## What is being asked
The reply should hold nothing except the lines from the one with "Read all visible" through the end of the entries, duplicated exactly and with no pictures.

## Supplied data
▽

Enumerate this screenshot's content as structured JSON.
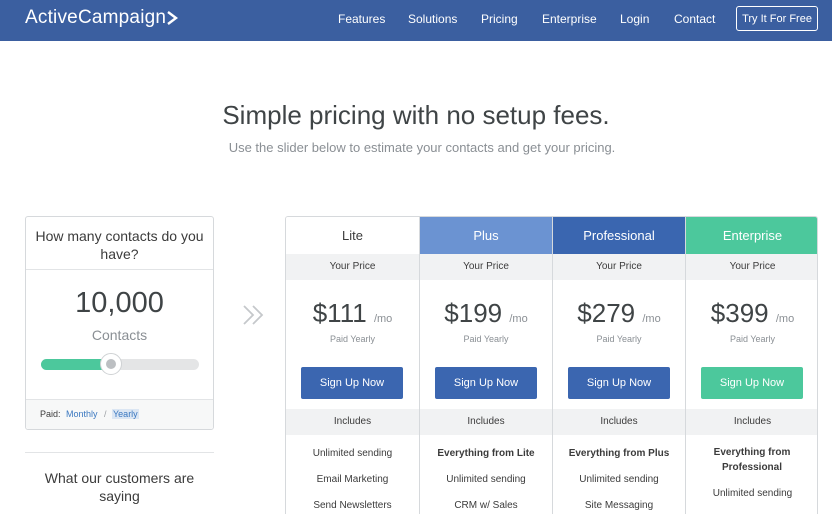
{
  "nav": {
    "logo": "ActiveCampaign",
    "links": [
      "Features",
      "Solutions",
      "Pricing",
      "Enterprise",
      "Login",
      "Contact"
    ],
    "cta": "Try It For Free"
  },
  "hero": {
    "title": "Simple pricing with no setup fees.",
    "subtitle": "Use the slider below to estimate your contacts and get your pricing."
  },
  "contacts": {
    "question": "How many contacts do you have?",
    "count": "10,000",
    "label": "Contacts",
    "slider_fraction": 0.44,
    "paid_label": "Paid:",
    "monthly": "Monthly",
    "separator": "/",
    "yearly": "Yearly"
  },
  "customers": {
    "title": "What our customers are saying"
  },
  "plans": [
    {
      "name": "Lite",
      "header_bg": "#ffffff",
      "header_color": "#3b3b3b",
      "price_label": "Your Price",
      "price": "$111",
      "per": "/mo",
      "paid": "Paid Yearly",
      "button": "Sign Up Now",
      "button_color": "#3b66b0",
      "includes": "Includes",
      "features": [
        {
          "text": "Unlimited sending",
          "bold": false
        },
        {
          "text": "Email Marketing",
          "bold": false
        },
        {
          "text": "Send Newsletters",
          "bold": false
        }
      ]
    },
    {
      "name": "Plus",
      "header_bg": "#6b93d2",
      "header_color": "#ffffff",
      "price_label": "Your Price",
      "price": "$199",
      "per": "/mo",
      "paid": "Paid Yearly",
      "button": "Sign Up Now",
      "button_color": "#3b66b0",
      "includes": "Includes",
      "features": [
        {
          "text": "Everything from Lite",
          "bold": true
        },
        {
          "text": "Unlimited sending",
          "bold": false
        },
        {
          "text": "CRM w/ Sales",
          "bold": false
        }
      ]
    },
    {
      "name": "Professional",
      "header_bg": "#3a66b0",
      "header_color": "#ffffff",
      "price_label": "Your Price",
      "price": "$279",
      "per": "/mo",
      "paid": "Paid Yearly",
      "button": "Sign Up Now",
      "button_color": "#3b66b0",
      "includes": "Includes",
      "features": [
        {
          "text": "Everything from Plus",
          "bold": true
        },
        {
          "text": "Unlimited sending",
          "bold": false
        },
        {
          "text": "Site Messaging",
          "bold": false
        }
      ]
    },
    {
      "name": "Enterprise",
      "header_bg": "#4cc89c",
      "header_color": "#ffffff",
      "price_label": "Your Price",
      "price": "$399",
      "per": "/mo",
      "paid": "Paid Yearly",
      "button": "Sign Up Now",
      "button_color": "#4cc89c",
      "includes": "Includes",
      "features": [
        {
          "text": "Everything from Professional",
          "bold": true
        },
        {
          "text": "Unlimited sending",
          "bold": false
        }
      ]
    }
  ],
  "icons": {
    "logo_mark": "chevron-right-icon",
    "divider_arrows": "double-chevron-right-icon"
  }
}
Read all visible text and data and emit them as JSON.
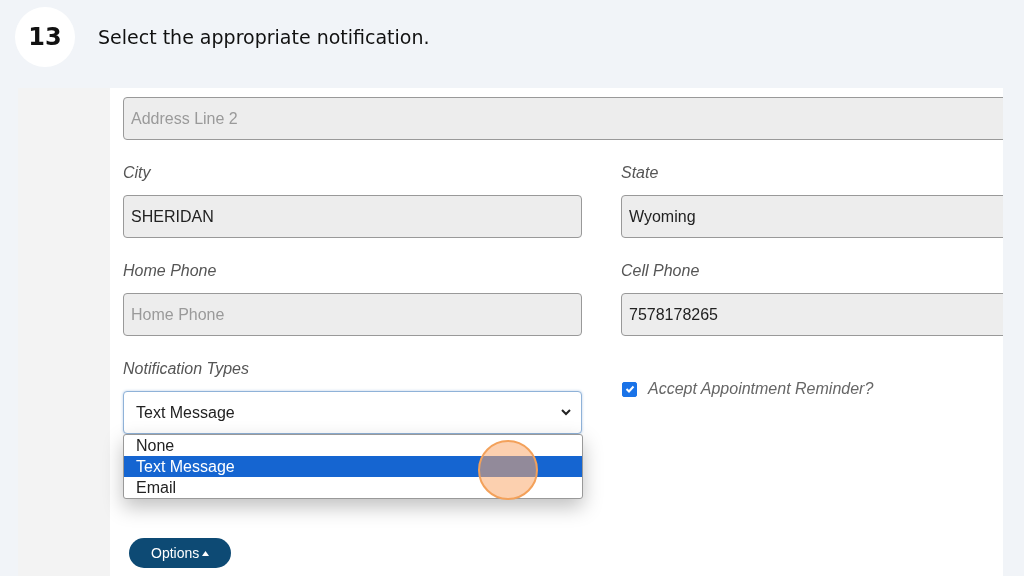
{
  "step": {
    "number": "13",
    "instruction": "Select the appropriate notification."
  },
  "form": {
    "rows": [
      {
        "fields": [
          {
            "placeholder": "Address Line 2"
          }
        ]
      },
      {
        "fields": [
          {
            "label": "City",
            "value": "SHERIDAN"
          },
          {
            "label": "State",
            "value": "Wyoming"
          }
        ]
      },
      {
        "fields": [
          {
            "label": "Home Phone",
            "placeholder": "Home Phone"
          },
          {
            "label": "Cell Phone",
            "value": "7578178265"
          }
        ]
      }
    ],
    "notification": {
      "label": "Notification Types",
      "value": "Text Message",
      "expanded": true,
      "options": [
        {
          "label": "None",
          "selected": false
        },
        {
          "label": "Text Message",
          "selected": true
        },
        {
          "label": "Email",
          "selected": false
        }
      ]
    },
    "reminder": {
      "label": "Accept Appointment Reminder?",
      "checked": true
    },
    "options_button": {
      "label": "Options"
    }
  }
}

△

## Task output
Read all visible text and data and emit them as JSON.
{
  "step": {
    "number": "13",
    "instruction": "Select the appropriate notification."
  },
  "form": {
    "rows": [
      {
        "fields": [
          {
            "placeholder": "Address Line 2"
          }
        ]
      },
      {
        "fields": [
          {
            "label": "City",
            "value": "SHERIDAN"
          },
          {
            "label": "State",
            "value": "Wyoming"
          }
        ]
      },
      {
        "fields": [
          {
            "label": "Home Phone",
            "placeholder": "Home Phone"
          },
          {
            "label": "Cell Phone",
            "value": "7578178265"
          }
        ]
      }
    ],
    "notification": {
      "label": "Notification Types",
      "value": "Text Message",
      "expanded": true,
      "options": [
        {
          "label": "None",
          "selected": false
        },
        {
          "label": "Text Message",
          "selected": true
        },
        {
          "label": "Email",
          "selected": false
        }
      ]
    },
    "reminder": {
      "label": "Accept Appointment Reminder?",
      "checked": true
    },
    "options_button": {
      "label": "Options"
    }
  }
}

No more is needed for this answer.